In January 2021 I wrote here that tax rises are inevitable.
And so it has come to pass. And so soon as well.
Not wanting a good crisis to go to waste, in April 2022 National Insurance will increase by 2.5% (with 1.25% from employees and 1.25% from employers) and dividend tax will also increase by 1.25%.
The £12billion this will raise is equivalent to increasing income tax by 2%, but the government chose not to do that as all governments hate increasing something as visible as income tax.
Much easier to use the mysterious and widely misunderstood NI instead.
And if you think income tax isn’t increasing, think again. By freezing the personal allowance and higher rate thresholds for four years, it is estimated that 1.3m people will become income taxpayers and 1m will become higher rate taxpayers.
And all this from a Conservative government. It’s difficult to foresee politically where lower taxes will come from, especially with the Labour Party arguing the tax should be raised from landlords instead. (Oh please, haven’t they been hit hard enough lately by George Osborne’s tax changes?)
In April 2023 the new NI levy will be separately identified on payslips. I do wonder if future governments will see fit to keep increasing this levy as it taps into our emotional attachment to the NHS?
So the question again is, what can you do?
The main message from my earlier blog still stands; keep maximising all the current tax advantages because you never know how much longer they will last.
The enormous costs of the pandemic can easily be used by the current and future governments to justify a range of tax changes that they see fit to impose.

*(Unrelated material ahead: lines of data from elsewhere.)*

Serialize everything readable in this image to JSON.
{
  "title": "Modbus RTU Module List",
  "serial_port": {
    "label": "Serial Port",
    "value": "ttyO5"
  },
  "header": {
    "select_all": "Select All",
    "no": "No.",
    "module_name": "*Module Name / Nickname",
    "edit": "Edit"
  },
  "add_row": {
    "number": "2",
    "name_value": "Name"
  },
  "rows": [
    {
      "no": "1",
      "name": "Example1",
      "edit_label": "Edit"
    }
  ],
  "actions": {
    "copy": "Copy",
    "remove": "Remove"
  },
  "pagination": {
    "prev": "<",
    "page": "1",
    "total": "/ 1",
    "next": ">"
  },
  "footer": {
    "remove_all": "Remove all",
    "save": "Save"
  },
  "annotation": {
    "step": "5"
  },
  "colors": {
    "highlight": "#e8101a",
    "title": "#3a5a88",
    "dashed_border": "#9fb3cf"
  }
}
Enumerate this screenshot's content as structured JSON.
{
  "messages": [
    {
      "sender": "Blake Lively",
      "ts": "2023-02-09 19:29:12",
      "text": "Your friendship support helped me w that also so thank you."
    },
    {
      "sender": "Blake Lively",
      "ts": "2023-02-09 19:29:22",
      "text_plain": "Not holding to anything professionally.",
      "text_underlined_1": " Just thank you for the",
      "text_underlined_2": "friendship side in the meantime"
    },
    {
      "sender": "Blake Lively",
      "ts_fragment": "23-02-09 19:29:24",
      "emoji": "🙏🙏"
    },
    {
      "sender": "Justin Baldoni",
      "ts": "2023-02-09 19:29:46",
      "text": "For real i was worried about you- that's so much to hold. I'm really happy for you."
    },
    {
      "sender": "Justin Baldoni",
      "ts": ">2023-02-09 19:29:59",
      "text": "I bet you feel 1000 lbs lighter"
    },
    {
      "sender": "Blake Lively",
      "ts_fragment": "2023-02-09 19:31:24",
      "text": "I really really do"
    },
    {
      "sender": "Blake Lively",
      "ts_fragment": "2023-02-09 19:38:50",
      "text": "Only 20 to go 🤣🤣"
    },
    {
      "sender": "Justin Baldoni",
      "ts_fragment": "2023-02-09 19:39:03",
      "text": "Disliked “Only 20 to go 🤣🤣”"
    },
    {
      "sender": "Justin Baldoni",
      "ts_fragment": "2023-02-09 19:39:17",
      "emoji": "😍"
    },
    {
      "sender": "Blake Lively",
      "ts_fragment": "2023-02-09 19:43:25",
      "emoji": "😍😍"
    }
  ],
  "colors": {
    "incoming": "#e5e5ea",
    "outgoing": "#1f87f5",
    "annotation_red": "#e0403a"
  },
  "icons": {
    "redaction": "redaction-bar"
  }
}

One day a future government might dust off their reading on the Laffer Curve and decide to lower taxes and argue that the businesses, jobs, enterprise, and higher spending this encourages will actually result in more cash being received by HM Treasury?